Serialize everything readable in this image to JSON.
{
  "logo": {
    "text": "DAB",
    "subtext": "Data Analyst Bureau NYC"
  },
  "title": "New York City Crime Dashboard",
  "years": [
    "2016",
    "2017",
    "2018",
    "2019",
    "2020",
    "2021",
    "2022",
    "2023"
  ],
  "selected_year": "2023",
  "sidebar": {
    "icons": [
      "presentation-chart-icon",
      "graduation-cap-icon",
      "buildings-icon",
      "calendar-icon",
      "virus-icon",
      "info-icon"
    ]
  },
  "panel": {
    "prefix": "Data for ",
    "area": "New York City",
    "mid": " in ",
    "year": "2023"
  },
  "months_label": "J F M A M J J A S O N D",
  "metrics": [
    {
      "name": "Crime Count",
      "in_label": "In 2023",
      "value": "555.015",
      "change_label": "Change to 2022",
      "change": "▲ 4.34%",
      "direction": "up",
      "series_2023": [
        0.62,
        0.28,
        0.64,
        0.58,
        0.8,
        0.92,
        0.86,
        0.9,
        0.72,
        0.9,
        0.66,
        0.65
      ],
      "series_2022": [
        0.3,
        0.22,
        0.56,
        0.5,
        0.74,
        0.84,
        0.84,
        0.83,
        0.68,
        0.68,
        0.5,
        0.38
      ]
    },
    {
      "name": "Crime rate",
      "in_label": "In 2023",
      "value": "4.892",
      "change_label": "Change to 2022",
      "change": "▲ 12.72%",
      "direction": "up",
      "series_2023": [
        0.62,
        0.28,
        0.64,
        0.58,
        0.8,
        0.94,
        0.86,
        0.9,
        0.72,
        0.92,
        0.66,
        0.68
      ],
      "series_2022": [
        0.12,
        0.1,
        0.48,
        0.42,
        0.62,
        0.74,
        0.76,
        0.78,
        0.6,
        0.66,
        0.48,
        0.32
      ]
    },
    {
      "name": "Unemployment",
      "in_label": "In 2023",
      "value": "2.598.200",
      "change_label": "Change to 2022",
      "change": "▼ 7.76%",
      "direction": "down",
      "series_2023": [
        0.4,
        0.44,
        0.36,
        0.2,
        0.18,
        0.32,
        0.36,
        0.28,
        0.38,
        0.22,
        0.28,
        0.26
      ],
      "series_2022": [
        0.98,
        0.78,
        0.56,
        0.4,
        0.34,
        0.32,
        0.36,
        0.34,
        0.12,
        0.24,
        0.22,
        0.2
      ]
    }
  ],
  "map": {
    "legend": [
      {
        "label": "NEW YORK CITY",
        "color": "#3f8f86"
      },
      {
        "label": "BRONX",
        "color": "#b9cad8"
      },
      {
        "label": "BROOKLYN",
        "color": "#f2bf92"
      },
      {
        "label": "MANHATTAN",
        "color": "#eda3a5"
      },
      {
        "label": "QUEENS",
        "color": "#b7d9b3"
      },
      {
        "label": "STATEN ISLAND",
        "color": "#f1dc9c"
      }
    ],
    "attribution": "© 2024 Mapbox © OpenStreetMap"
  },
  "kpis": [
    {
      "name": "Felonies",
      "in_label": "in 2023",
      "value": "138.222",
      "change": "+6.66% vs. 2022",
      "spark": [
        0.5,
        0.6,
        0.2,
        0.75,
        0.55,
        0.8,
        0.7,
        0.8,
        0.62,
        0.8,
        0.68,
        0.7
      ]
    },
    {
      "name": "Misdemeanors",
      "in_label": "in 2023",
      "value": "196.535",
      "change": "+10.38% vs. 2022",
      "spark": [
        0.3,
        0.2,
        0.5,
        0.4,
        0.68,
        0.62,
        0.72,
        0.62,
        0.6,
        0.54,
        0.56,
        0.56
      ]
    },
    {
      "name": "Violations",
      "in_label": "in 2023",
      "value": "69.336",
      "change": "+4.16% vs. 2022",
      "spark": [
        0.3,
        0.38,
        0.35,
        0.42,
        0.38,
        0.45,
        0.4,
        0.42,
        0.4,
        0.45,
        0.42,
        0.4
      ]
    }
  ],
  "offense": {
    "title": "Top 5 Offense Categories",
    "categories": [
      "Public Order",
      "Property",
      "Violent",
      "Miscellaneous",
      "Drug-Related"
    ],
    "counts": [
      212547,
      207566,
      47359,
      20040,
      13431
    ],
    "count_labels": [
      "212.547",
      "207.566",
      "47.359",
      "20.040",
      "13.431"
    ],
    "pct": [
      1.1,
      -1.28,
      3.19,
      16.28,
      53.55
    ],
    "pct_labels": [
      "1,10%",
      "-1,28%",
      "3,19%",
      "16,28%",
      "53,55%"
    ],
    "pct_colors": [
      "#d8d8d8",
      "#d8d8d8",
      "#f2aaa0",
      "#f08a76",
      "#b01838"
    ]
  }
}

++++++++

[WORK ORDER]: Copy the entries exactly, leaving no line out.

[OUTPUT OF THE TASK]:
Serialize everything readable in this image to JSON.
{
  "logo": {
    "text": "DAB",
    "subtext": "Data Analyst Bureau NYC"
  },
  "title": "New York City Crime Dashboard",
  "years": [
    "2016",
    "2017",
    "2018",
    "2019",
    "2020",
    "2021",
    "2022",
    "2023"
  ],
  "selected_year": "2023",
  "sidebar": {
    "icons": [
      "presentation-chart-icon",
      "graduation-cap-icon",
      "buildings-icon",
      "calendar-icon",
      "virus-icon",
      "info-icon"
    ]
  },
  "panel": {
    "prefix": "Data for ",
    "area": "New York City",
    "mid": " in ",
    "year": "2023"
  },
  "months_label": "J F M A M J J A S O N D",
  "metrics": [
    {
      "name": "Crime Count",
      "in_label": "In 2023",
      "value": "555.015",
      "change_label": "Change to 2022",
      "change": "▲ 4.34%",
      "direction": "up",
      "series_2023": [
        0.62,
        0.28,
        0.64,
        0.58,
        0.8,
        0.92,
        0.86,
        0.9,
        0.72,
        0.9,
        0.66,
        0.65
      ],
      "series_2022": [
        0.3,
        0.22,
        0.56,
        0.5,
        0.74,
        0.84,
        0.84,
        0.83,
        0.68,
        0.68,
        0.5,
        0.38
      ]
    },
    {
      "name": "Crime rate",
      "in_label": "In 2023",
      "value": "4.892",
      "change_label": "Change to 2022",
      "change": "▲ 12.72%",
      "direction": "up",
      "series_2023": [
        0.62,
        0.28,
        0.64,
        0.58,
        0.8,
        0.94,
        0.86,
        0.9,
        0.72,
        0.92,
        0.66,
        0.68
      ],
      "series_2022": [
        0.12,
        0.1,
        0.48,
        0.42,
        0.62,
        0.74,
        0.76,
        0.78,
        0.6,
        0.66,
        0.48,
        0.32
      ]
    },
    {
      "name": "Unemployment",
      "in_label": "In 2023",
      "value": "2.598.200",
      "change_label": "Change to 2022",
      "change": "▼ 7.76%",
      "direction": "down",
      "series_2023": [
        0.4,
        0.44,
        0.36,
        0.2,
        0.18,
        0.32,
        0.36,
        0.28,
        0.38,
        0.22,
        0.28,
        0.26
      ],
      "series_2022": [
        0.98,
        0.78,
        0.56,
        0.4,
        0.34,
        0.32,
        0.36,
        0.34,
        0.12,
        0.24,
        0.22,
        0.2
      ]
    }
  ],
  "map": {
    "legend": [
      {
        "label": "NEW YORK CITY",
        "color": "#3f8f86"
      },
      {
        "label": "BRONX",
        "color": "#b9cad8"
      },
      {
        "label": "BROOKLYN",
        "color": "#f2bf92"
      },
      {
        "label": "MANHATTAN",
        "color": "#eda3a5"
      },
      {
        "label": "QUEENS",
        "color": "#b7d9b3"
      },
      {
        "label": "STATEN ISLAND",
        "color": "#f1dc9c"
      }
    ],
    "attribution": "© 2024 Mapbox © OpenStreetMap"
  },
  "kpis": [
    {
      "name": "Felonies",
      "in_label": "in 2023",
      "value": "138.222",
      "change": "+6.66% vs. 2022",
      "spark": [
        0.5,
        0.6,
        0.2,
        0.75,
        0.55,
        0.8,
        0.7,
        0.8,
        0.62,
        0.8,
        0.68,
        0.7
      ]
    },
    {
      "name": "Misdemeanors",
      "in_label": "in 2023",
      "value": "196.535",
      "change": "+10.38% vs. 2022",
      "spark": [
        0.3,
        0.2,
        0.5,
        0.4,
        0.68,
        0.62,
        0.72,
        0.62,
        0.6,
        0.54,
        0.56,
        0.56
      ]
    },
    {
      "name": "Violations",
      "in_label": "in 2023",
      "value": "69.336",
      "change": "+4.16% vs. 2022",
      "spark": [
        0.3,
        0.38,
        0.35,
        0.42,
        0.38,
        0.45,
        0.4,
        0.42,
        0.4,
        0.45,
        0.42,
        0.4
      ]
    }
  ],
  "offense": {
    "title": "Top 5 Offense Categories",
    "categories": [
      "Public Order",
      "Property",
      "Violent",
      "Miscellaneous",
      "Drug-Related"
    ],
    "counts": [
      212547,
      207566,
      47359,
      20040,
      13431
    ],
    "count_labels": [
      "212.547",
      "207.566",
      "47.359",
      "20.040",
      "13.431"
    ],
    "pct": [
      1.1,
      -1.28,
      3.19,
      16.28,
      53.55
    ],
    "pct_labels": [
      "1,10%",
      "-1,28%",
      "3,19%",
      "16,28%",
      "53,55%"
    ],
    "pct_colors": [
      "#d8d8d8",
      "#d8d8d8",
      "#f2aaa0",
      "#f08a76",
      "#b01838"
    ]
  }
}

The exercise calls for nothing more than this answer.